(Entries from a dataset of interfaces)
•••••

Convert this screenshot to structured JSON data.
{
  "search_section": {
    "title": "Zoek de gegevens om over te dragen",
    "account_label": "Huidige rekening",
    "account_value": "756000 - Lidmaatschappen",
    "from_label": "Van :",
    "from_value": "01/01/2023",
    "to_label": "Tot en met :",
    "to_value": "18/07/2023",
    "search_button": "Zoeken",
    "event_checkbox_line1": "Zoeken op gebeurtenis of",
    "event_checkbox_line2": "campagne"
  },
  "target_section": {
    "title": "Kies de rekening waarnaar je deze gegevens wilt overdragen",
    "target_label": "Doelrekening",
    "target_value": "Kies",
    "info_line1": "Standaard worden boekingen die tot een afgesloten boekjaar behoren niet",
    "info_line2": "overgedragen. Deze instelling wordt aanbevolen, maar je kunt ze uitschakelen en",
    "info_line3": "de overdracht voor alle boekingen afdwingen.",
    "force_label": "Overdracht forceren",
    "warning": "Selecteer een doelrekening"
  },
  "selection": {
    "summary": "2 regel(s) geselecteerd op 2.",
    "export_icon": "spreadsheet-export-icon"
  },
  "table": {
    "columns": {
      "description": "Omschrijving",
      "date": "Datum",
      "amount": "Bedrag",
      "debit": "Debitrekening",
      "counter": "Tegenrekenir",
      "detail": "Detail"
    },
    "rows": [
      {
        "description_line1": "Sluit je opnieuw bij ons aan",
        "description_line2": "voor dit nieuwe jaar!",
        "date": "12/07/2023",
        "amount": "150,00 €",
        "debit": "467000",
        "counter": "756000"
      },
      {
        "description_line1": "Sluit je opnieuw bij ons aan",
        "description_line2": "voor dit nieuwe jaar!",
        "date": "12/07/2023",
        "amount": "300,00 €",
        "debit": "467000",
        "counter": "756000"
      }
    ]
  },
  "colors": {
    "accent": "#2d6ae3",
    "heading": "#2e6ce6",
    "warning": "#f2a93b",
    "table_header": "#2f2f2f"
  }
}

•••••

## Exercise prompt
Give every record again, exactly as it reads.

## Output for this task
Convert this screenshot to structured JSON data.
{
  "search_section": {
    "title": "Zoek de gegevens om over te dragen",
    "account_label": "Huidige rekening",
    "account_value": "756000 - Lidmaatschappen",
    "from_label": "Van :",
    "from_value": "01/01/2023",
    "to_label": "Tot en met :",
    "to_value": "18/07/2023",
    "search_button": "Zoeken",
    "event_checkbox_line1": "Zoeken op gebeurtenis of",
    "event_checkbox_line2": "campagne"
  },
  "target_section": {
    "title": "Kies de rekening waarnaar je deze gegevens wilt overdragen",
    "target_label": "Doelrekening",
    "target_value": "Kies",
    "info_line1": "Standaard worden boekingen die tot een afgesloten boekjaar behoren niet",
    "info_line2": "overgedragen. Deze instelling wordt aanbevolen, maar je kunt ze uitschakelen en",
    "info_line3": "de overdracht voor alle boekingen afdwingen.",
    "force_label": "Overdracht forceren",
    "warning": "Selecteer een doelrekening"
  },
  "selection": {
    "summary": "2 regel(s) geselecteerd op 2.",
    "export_icon": "spreadsheet-export-icon"
  },
  "table": {
    "columns": {
      "description": "Omschrijving",
      "date": "Datum",
      "amount": "Bedrag",
      "debit": "Debitrekening",
      "counter": "Tegenrekenir",
      "detail": "Detail"
    },
    "rows": [
      {
        "description_line1": "Sluit je opnieuw bij ons aan",
        "description_line2": "voor dit nieuwe jaar!",
        "date": "12/07/2023",
        "amount": "150,00 €",
        "debit": "467000",
        "counter": "756000"
      },
      {
        "description_line1": "Sluit je opnieuw bij ons aan",
        "description_line2": "voor dit nieuwe jaar!",
        "date": "12/07/2023",
        "amount": "300,00 €",
        "debit": "467000",
        "counter": "756000"
      }
    ]
  },
  "colors": {
    "accent": "#2d6ae3",
    "heading": "#2e6ce6",
    "warning": "#f2a93b",
    "table_header": "#2f2f2f"
  }
}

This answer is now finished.